The Eurovision Song Contest, an annual international music competition, has been captivating audiences for over six decades. What began as a way to bring people together after the devastation of World War II has evolved into a cultural phenomenon that unites millions of viewers around the world. Let’s take a look back at the origins of the Eurovision song contest and how it has shaped the music industry.
The Birth of an Idea
The idea for the Eurovision Song Contest was conceived in the early 1950s by the European Broadcasting Union (EBU). The EBU, an alliance of public service broadcasters from different European countries, aimed to create a platform for countries to showcase their musical talents and foster cultural unity. The concept was simple – each participating country would send one original song to be performed live on television and broadcasted to all other participating nations.
The First Show and the Beginnings of Tradition
The inaugural Eurovision Song Contest took place in Lugano, Switzerland, on May 24, 1956. Seven countries participated – Belgium, France, Germany, Italy, Luxembourg, the Netherlands, and Switzerland. Each country was represented by two songs, and the voting was conducted by a panel of national juries. Switzerland’s Lys Assia emerged as the first-ever Eurovision winner with her song “Refrain.”
This first edition set the stage for many traditions that would become integral parts of future Eurovision contests.
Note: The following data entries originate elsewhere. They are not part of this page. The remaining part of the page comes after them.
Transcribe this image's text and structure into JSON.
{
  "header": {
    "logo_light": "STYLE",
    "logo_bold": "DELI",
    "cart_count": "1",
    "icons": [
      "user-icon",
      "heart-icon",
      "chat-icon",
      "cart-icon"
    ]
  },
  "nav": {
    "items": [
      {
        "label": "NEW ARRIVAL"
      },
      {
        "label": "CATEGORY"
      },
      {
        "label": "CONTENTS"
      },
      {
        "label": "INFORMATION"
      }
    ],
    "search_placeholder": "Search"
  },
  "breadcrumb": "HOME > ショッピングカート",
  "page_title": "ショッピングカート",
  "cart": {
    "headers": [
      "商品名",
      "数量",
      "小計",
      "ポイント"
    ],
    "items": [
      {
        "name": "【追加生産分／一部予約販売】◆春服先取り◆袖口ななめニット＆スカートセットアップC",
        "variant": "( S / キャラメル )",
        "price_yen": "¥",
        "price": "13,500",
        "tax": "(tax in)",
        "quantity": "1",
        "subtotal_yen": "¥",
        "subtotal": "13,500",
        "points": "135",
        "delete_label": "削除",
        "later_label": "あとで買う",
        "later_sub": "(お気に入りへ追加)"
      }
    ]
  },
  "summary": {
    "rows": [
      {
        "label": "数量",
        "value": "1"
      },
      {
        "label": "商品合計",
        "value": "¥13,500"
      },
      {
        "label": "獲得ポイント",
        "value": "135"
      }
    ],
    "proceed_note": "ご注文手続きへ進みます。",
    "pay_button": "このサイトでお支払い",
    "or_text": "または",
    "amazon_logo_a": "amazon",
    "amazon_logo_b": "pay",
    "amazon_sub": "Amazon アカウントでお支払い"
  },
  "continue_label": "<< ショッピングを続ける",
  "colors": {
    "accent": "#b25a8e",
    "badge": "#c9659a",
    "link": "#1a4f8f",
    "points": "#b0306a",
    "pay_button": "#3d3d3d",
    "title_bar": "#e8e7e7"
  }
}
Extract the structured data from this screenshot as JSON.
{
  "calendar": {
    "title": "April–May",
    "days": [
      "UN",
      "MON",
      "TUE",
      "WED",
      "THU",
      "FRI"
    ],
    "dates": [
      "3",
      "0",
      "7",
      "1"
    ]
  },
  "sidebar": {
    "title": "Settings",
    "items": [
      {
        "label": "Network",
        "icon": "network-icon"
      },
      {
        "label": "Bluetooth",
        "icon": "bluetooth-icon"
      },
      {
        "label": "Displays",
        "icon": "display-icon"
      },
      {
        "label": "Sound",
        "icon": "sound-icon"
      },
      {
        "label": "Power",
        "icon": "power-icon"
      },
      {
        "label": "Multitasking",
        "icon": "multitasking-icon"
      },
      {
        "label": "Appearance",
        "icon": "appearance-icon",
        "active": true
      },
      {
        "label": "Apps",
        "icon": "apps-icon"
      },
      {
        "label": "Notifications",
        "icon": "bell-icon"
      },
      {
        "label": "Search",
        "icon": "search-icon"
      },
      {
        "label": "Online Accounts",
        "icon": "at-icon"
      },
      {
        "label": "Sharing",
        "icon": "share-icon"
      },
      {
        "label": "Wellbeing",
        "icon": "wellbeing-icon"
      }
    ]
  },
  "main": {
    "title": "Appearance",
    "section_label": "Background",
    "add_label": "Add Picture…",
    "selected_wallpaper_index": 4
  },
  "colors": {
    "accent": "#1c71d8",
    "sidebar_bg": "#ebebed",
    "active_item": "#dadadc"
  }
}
The live performances, the lively atmosphere, and the friendly competition amongst nations all contributed to the event’s success.
The Expansion and Evolution of Eurovision
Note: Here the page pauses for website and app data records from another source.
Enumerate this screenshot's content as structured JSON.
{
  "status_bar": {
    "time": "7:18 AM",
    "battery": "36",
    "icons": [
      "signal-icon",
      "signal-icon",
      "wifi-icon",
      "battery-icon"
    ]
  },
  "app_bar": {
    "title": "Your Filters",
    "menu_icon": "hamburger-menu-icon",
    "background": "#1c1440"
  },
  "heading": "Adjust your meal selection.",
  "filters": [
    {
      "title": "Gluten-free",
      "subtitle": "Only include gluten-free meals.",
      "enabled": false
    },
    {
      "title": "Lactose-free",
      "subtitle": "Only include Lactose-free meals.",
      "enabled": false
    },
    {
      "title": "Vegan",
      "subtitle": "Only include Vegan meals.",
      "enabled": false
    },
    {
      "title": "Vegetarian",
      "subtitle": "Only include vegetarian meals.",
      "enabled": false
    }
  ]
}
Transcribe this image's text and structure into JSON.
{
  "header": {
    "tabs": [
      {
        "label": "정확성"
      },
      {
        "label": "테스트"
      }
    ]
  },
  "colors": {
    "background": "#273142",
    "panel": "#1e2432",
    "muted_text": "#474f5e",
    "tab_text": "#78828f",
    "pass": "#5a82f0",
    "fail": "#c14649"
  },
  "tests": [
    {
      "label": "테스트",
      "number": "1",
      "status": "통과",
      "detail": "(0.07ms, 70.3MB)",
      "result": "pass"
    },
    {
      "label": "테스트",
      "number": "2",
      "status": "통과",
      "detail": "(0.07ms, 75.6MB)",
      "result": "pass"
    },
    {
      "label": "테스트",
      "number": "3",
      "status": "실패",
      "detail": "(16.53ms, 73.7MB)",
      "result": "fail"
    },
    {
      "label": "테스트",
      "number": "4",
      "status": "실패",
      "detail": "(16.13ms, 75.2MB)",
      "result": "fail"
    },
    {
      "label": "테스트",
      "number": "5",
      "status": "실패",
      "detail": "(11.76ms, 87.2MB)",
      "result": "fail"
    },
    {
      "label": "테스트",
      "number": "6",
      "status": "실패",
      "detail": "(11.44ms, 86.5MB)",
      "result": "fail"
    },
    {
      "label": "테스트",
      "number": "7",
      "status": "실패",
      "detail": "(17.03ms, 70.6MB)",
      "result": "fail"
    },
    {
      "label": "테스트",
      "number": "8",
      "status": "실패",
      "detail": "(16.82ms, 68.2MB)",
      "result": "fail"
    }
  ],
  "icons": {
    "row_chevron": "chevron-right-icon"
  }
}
As the Eurovision Song Contest gained popularity, more and more countries began to participate. By the end of the 1960s, the contest had grown to include almost every Western European nation. In 1973, the contest expanded, reaching across the Iron Curtain to include countries from Eastern Europe. This expansion not only increased the competition’s reach but also added a new dimension by introducing diverse musical styles and cultural influences.
Throughout the years, the Eurovision Song Contest has undergone various format changes and rule adjustments. These changes have helped the contest adapt to the evolving music industry and appeal to a broader audience. Today, over 40 countries participate in the Eurovision Song Contest, showcasing a diverse range of musical genres and styles.
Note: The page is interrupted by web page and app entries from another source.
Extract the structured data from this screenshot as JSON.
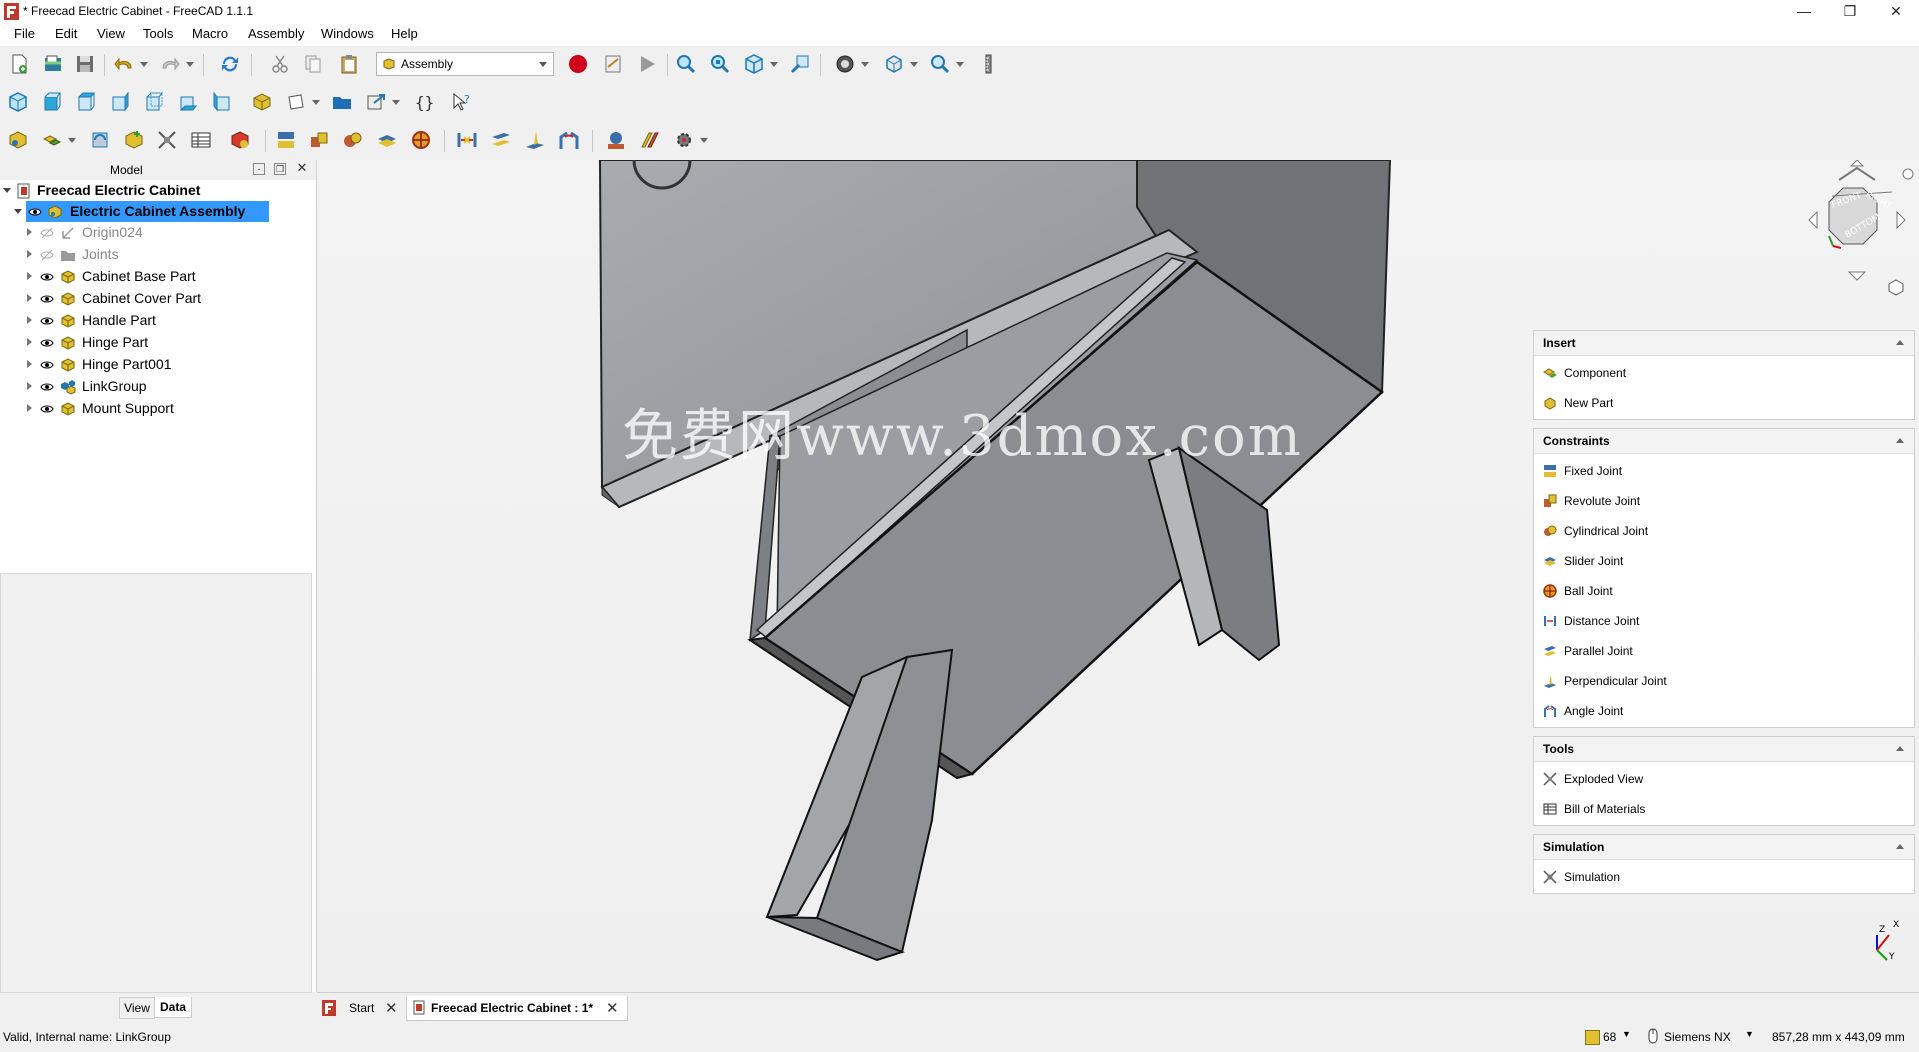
{
  "window": {
    "title": "* Freecad Electric Cabinet - FreeCAD 1.1.1",
    "controls": [
      "minimize",
      "restore",
      "close"
    ]
  },
  "menu": [
    "File",
    "Edit",
    "View",
    "Tools",
    "Macro",
    "Assembly",
    "Windows",
    "Help"
  ],
  "workbench": {
    "selected": "Assembly"
  },
  "model_panel": {
    "title": "Model",
    "root": "Freecad Electric Cabinet",
    "selected": "Electric Cabinet Assembly",
    "children": [
      {
        "label": "Origin024",
        "muted": true,
        "icon": "origin-icon"
      },
      {
        "label": "Joints",
        "muted": true,
        "icon": "folder-icon"
      },
      {
        "label": "Cabinet Base Part",
        "muted": false,
        "icon": "part-icon"
      },
      {
        "label": "Cabinet Cover Part",
        "muted": false,
        "icon": "part-icon"
      },
      {
        "label": "Handle Part",
        "muted": false,
        "icon": "part-icon"
      },
      {
        "label": "Hinge Part",
        "muted": false,
        "icon": "part-icon"
      },
      {
        "label": "Hinge Part001",
        "muted": false,
        "icon": "part-icon"
      },
      {
        "label": "LinkGroup",
        "muted": false,
        "icon": "linkgroup-icon"
      },
      {
        "label": "Mount Support",
        "muted": false,
        "icon": "part-icon"
      }
    ],
    "tabs": [
      "View",
      "Data"
    ],
    "active_tab": "Data"
  },
  "task_panel": {
    "sections": [
      {
        "title": "Insert",
        "items": [
          {
            "label": "Component",
            "icon": "component-icon"
          },
          {
            "label": "New Part",
            "icon": "new-part-icon"
          }
        ]
      },
      {
        "title": "Constraints",
        "items": [
          {
            "label": "Fixed Joint",
            "icon": "fixed-joint-icon"
          },
          {
            "label": "Revolute Joint",
            "icon": "revolute-joint-icon"
          },
          {
            "label": "Cylindrical Joint",
            "icon": "cylindrical-joint-icon"
          },
          {
            "label": "Slider Joint",
            "icon": "slider-joint-icon"
          },
          {
            "label": "Ball Joint",
            "icon": "ball-joint-icon"
          },
          {
            "label": "Distance Joint",
            "icon": "distance-joint-icon"
          },
          {
            "label": "Parallel Joint",
            "icon": "parallel-joint-icon"
          },
          {
            "label": "Perpendicular Joint",
            "icon": "perpendicular-joint-icon"
          },
          {
            "label": "Angle Joint",
            "icon": "angle-joint-icon"
          }
        ]
      },
      {
        "title": "Tools",
        "items": [
          {
            "label": "Exploded View",
            "icon": "exploded-view-icon"
          },
          {
            "label": "Bill of Materials",
            "icon": "bom-icon"
          }
        ]
      },
      {
        "title": "Simulation",
        "items": [
          {
            "label": "Simulation",
            "icon": "simulation-icon"
          }
        ]
      }
    ]
  },
  "view3d": {
    "watermark": "免费网www.3dmox.com",
    "navcube_faces": [
      "FRONT",
      "RIGHT",
      "BOTTOM"
    ],
    "axis_labels": [
      "Z",
      "X",
      "Y"
    ]
  },
  "doc_tabs": [
    {
      "label": "Start",
      "active": false
    },
    {
      "label": "Freecad Electric Cabinet : 1*",
      "active": true
    }
  ],
  "status": {
    "message": "Valid, Internal name: LinkGroup",
    "render_count": "68",
    "nav_style": "Siemens NX",
    "dimensions": "857,28 mm x 443,09 mm"
  },
  "colors": {
    "selection": "#3399ff",
    "part_gray": "#8c8f93",
    "record_red": "#d0021b",
    "accent_blue": "#1f78b4",
    "part_yellow": "#e0c030"
  }
}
The Impact on International Music Culture
The Eurovision Song Contest has had a significant impact on international music culture. It has provided a platform for emerging artists to showcase their talent and gain exposure on a global scale. Some Eurovision participants have gone on to achieve international success, such as ABBA, Celine Dion, and Julio Iglesias.
The contest has also influenced the way countries select their representatives. National selection processes have become popular, allowing audiences to have a say in choosing the act that will represent their country at Eurovision. Additionally, the Eurovision Song Contest has given rise to numerous national pre-selection shows, fan clubs, and fan conventions, further solidifying its place in music culture.
Looking back on the origins of the Eurovision Song Contest, it is clear that it has come a long way since its humble beginnings. What started as a means of fostering cultural unity has turned into a global celebration of music and diversity. As the contest continues to evolve and captivate audiences, it remains a testament to the power of music to bring people together.